Sibal stated that the Task Force should also look at incorporating the suggestion from a round table member that the publishers make available electronic manuscripts of books to Braille book publishers so that the effort of retyping a book could be avoided.
The Minister also asked the Task Force to explore the possibilities ofobtaining the electronic media's cooperation for popularisation of reading in the country.
Sibal mentioned about the requirement of creative writing modules and of at least one hour every week being dedicated to reading in schools.
He underlined the need for a policy framework to reach out to potential authors, especially in small places, who find it very difficult to find publishers.
The Minister asked the Task Force that one of the ideas that could be looked at was the setting up of a national level website, connected to the states and to the districts. So that those, who seek to author books, could reach out to a committee/committees consisting of government and non-government members.
This would be a forum to enable a person to access publishers, which is otherwise extremely difficult for an ordinary person.
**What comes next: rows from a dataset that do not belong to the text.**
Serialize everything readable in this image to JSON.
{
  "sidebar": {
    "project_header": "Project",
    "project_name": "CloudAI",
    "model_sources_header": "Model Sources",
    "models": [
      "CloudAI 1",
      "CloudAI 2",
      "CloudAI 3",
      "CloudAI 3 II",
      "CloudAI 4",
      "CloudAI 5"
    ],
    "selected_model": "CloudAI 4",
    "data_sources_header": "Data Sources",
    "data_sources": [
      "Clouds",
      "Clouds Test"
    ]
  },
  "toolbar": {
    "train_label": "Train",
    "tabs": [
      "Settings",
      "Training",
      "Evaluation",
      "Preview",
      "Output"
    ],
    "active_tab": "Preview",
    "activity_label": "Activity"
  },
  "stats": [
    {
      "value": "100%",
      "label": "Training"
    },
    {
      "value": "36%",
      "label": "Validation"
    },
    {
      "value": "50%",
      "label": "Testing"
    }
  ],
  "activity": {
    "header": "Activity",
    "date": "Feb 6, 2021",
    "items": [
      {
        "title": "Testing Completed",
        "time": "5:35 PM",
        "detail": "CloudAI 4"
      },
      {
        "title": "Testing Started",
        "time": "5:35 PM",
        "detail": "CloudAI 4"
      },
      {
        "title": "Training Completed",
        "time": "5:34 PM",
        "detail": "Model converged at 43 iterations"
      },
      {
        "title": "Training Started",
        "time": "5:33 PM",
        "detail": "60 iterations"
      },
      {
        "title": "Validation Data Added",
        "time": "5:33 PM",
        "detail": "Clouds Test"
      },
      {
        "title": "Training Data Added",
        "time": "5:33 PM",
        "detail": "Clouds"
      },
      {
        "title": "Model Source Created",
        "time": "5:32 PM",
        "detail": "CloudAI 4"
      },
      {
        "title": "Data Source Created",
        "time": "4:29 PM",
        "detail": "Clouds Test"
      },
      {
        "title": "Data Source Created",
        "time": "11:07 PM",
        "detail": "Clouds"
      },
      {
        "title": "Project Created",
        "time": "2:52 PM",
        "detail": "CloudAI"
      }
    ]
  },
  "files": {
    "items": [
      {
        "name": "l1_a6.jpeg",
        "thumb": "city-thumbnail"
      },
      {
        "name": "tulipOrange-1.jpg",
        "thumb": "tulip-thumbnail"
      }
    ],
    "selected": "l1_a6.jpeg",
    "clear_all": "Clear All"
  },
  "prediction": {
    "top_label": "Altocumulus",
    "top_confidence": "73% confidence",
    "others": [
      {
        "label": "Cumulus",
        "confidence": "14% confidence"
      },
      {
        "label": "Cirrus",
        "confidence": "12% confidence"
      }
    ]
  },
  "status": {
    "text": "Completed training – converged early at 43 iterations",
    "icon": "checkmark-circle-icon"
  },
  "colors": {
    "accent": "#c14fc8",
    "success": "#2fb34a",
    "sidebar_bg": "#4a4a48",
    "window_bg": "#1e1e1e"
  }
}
The Task Force could work at the details and the sifting mechanism.
The Round Table was attended by stakeholders including publishers, authors, academicians and representatives from the Ministries of Information and Broadcasting and Culture, among others.
Views expressed by members included greater access to libraries for all, including those in the rural areas and in slums; books in electronic format being made available to libraries and to publishers of Braille books; setting up of creative writing centres; private publishers being allowed greater access to publishing of school textbooks; bringing down the cost of books, the possibility of development funds earmarked for rural areas being used for purchase of books and of the preparation of a policy to encourage writing. (ANI)